News: Dunedin

Dunedin city councillors will decide next week whether to back a plan to continue a holding pattern in the battle against erosion in the Ocean Beach Domain area for the next decade.In the meantime, staff would do the costed design work on what are considered to be the two most viable medium- to long-term ways to manage erosion in the area - a buried backstop wall 10m inland and/or a 30m managed retreat of the dunes.
Work on developing a long-term plan for the coastal area between St Clair and Lawyers Head began after severe storms caused significant erosion in the area in 2007.
The council has continued to battle erosion on the stretch, using sand replenishment and other minor work.
A report from consultants Tonkin and Taylor, commissioned in 2010, suggested the long-term "adaptive management approach" now being recommended to council following public consultation.
The council received 26 submissions on the report, offering mixed views on how to proceed.
Some submitters clearly favoured a managed retreat at Middle Beach, but the hearings committee considering submissions concluded a buried wall and a retreat were both viable options and data collection over the next five years would confirm which option was then considered most appropriate.

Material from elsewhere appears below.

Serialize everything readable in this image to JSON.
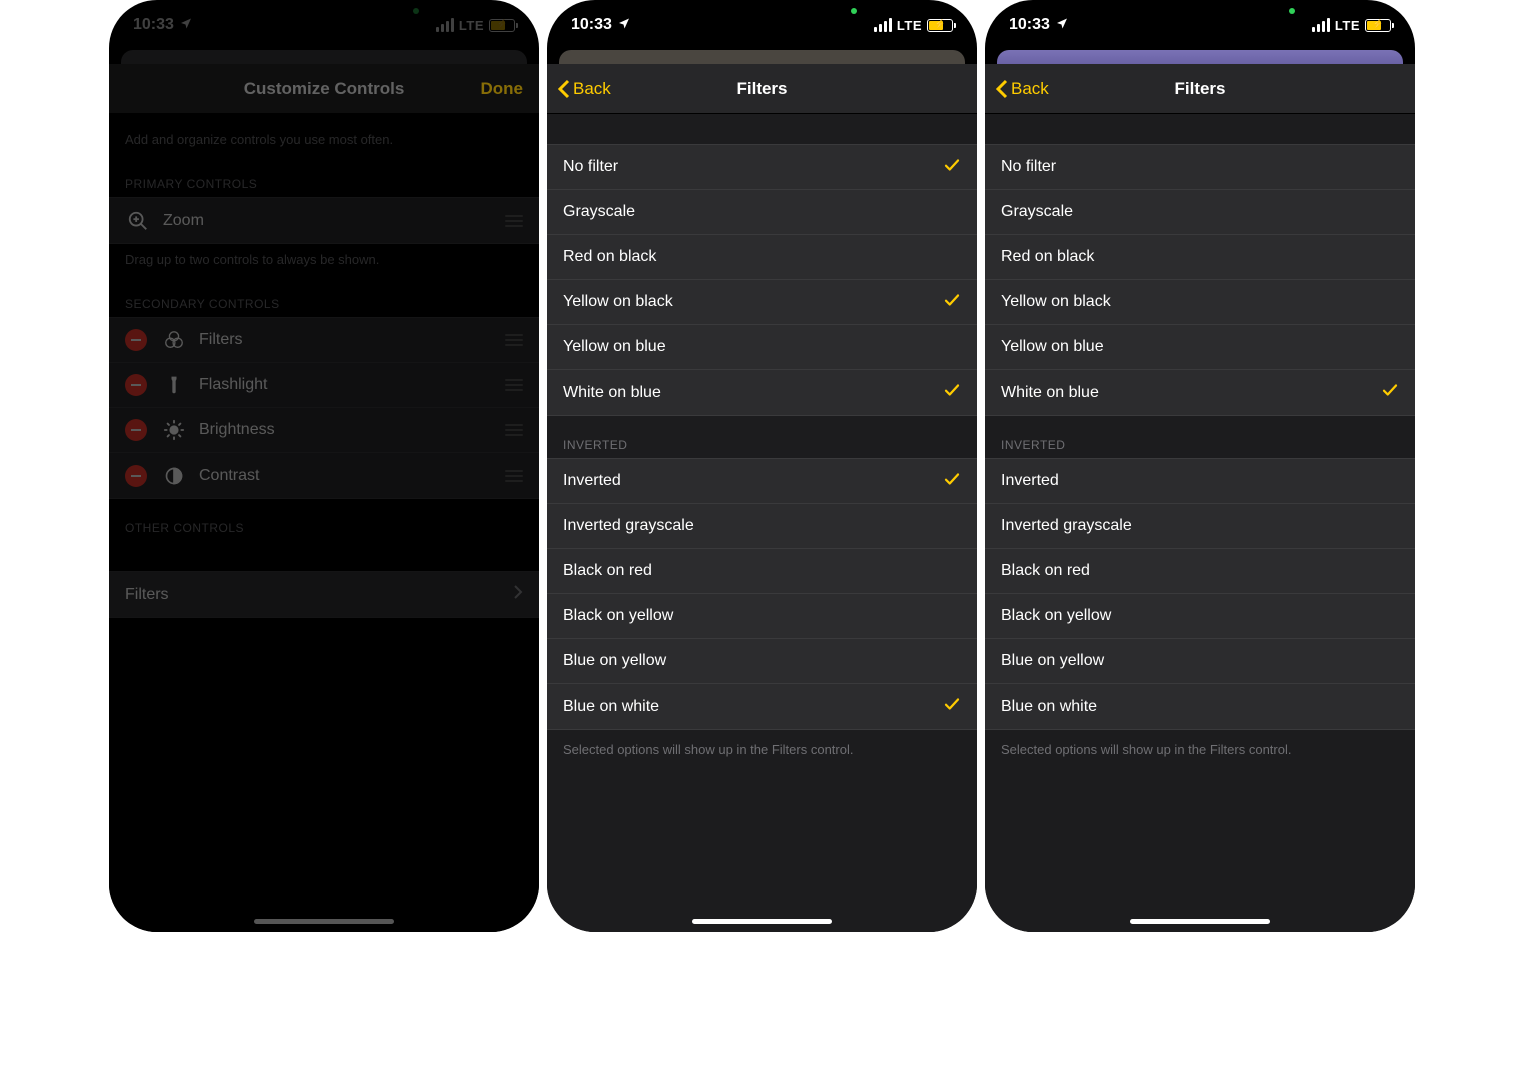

Councillors will consider a report containing recommendations from the hearings committee and council parks manager Lisa Wheeler at Monday's community development meeting.
The report recommends the council continue sand replenishment and other minor work alongside careful monitoring of the area for up to 10 years, at an expected to cost of $4 million to $8 million.
A buried backstop wall 10m back from the 2007 dune toe position should be designed and costed in the meantime, for intended installation between the end of the St Clair seawall and the cultural centre in 10 to 50 years' time, but earlier if required.
A continuation of the buried wall along Middle Beach to the St Kilda Surf Club should also be designed and costed, as should a managed retreat based on a 30m setback from the 2007 dune toe.
Ms Wheeler said sports fields at Kettle Park would not be substantially affected by a buried wall, other than during its construction, but a managed retreat would have a significant effect on the fields, which would become part of the dune area.
The fields were fine in the meantime, and clubs would be consulted if monitoring showed that had changed, she said.
Initial estimates put the cost of an inland wall at $8 million to $13 million, or $11 million to $19 million for a managed retreat, including the cost of cleaning up a historic landfill under Kettle Park, the report said.